• [What you are asked to do]:
For each line in the data below that has the word "DURAN", copy that line.

• [Listed records]:
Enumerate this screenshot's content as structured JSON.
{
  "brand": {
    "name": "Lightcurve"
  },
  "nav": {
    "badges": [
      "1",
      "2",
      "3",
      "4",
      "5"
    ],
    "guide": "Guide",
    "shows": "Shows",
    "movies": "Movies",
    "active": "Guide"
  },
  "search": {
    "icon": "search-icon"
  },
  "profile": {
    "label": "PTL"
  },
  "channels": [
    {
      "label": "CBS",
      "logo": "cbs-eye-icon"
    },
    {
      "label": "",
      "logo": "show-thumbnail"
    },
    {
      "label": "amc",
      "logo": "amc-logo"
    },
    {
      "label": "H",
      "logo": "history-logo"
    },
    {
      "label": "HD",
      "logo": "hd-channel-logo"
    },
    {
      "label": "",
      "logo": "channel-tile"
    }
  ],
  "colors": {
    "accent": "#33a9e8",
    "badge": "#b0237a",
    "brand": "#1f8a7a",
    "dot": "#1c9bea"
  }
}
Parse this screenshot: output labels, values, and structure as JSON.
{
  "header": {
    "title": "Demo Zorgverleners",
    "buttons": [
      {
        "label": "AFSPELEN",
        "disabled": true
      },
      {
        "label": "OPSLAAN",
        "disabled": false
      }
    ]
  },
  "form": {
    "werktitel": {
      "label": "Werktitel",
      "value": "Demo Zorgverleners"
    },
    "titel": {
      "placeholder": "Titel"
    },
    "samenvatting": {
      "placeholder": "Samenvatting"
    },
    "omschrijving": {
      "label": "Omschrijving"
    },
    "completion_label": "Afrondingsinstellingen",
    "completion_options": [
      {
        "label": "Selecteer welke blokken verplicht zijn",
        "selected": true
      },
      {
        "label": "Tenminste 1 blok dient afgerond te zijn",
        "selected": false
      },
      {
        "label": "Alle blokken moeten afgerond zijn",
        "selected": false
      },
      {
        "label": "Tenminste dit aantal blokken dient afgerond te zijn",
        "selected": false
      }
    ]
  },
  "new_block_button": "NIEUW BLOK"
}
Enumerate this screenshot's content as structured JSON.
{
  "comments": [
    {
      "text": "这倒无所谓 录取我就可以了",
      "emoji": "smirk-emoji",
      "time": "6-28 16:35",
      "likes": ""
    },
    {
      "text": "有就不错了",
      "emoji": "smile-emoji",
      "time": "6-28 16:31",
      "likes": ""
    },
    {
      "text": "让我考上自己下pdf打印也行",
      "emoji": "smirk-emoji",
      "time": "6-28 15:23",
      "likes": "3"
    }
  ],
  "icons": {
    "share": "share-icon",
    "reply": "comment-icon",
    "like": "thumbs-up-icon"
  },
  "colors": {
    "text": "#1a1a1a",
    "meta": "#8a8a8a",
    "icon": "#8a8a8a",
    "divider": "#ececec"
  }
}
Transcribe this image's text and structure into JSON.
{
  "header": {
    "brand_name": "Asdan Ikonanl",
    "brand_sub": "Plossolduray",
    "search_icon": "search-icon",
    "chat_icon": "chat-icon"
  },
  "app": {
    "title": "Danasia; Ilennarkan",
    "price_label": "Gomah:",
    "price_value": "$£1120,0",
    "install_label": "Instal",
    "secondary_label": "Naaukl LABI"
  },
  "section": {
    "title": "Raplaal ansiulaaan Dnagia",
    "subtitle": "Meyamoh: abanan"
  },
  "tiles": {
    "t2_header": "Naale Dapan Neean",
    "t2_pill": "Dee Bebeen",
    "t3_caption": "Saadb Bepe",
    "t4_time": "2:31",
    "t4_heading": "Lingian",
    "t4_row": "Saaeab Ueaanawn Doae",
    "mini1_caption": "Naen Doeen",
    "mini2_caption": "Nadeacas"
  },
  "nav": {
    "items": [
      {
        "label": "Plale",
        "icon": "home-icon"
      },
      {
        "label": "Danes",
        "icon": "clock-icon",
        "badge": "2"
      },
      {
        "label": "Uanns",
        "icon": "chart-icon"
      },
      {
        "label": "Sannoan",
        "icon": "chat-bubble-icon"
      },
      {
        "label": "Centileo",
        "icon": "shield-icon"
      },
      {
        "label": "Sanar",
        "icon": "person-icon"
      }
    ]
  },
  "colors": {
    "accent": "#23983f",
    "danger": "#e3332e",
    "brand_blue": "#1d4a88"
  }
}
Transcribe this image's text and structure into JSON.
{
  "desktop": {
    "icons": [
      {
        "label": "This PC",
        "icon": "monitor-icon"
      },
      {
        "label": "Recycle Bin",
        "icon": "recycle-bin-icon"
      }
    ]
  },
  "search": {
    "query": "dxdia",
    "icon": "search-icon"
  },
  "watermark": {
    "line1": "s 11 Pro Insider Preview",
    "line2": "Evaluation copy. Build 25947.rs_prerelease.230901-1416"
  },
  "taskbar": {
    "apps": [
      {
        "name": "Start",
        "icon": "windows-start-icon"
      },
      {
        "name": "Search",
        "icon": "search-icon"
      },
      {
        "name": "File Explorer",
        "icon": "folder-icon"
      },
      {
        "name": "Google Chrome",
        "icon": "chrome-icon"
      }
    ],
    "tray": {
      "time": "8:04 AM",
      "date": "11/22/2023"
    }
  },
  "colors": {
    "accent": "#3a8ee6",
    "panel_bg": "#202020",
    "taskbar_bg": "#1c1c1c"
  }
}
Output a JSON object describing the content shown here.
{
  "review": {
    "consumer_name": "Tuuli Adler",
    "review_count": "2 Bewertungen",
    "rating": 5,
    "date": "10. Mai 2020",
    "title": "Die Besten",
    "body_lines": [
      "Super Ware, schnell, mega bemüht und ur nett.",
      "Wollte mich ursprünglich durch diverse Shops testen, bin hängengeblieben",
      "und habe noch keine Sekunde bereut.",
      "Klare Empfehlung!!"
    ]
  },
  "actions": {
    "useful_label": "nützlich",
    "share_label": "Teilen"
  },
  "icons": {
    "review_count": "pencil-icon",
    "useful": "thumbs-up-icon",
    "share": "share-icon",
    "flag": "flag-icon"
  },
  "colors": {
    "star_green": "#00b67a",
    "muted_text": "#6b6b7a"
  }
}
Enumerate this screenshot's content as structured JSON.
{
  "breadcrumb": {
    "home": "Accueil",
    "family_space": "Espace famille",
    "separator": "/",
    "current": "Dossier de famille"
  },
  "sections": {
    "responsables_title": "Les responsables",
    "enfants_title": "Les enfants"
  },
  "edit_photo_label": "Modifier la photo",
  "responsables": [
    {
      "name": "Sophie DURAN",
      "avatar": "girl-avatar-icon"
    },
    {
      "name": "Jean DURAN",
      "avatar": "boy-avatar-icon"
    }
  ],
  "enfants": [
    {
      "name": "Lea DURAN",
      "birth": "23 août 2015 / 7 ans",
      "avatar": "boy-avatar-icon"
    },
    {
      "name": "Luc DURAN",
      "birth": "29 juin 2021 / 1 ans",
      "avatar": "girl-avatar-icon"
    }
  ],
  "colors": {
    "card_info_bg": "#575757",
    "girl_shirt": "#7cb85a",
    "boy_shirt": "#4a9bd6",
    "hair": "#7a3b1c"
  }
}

• [Written response]:
      "name": "Sophie DURAN",
      "name": "Jean DURAN",
      "name": "Lea DURAN",
      "name": "Luc DURAN",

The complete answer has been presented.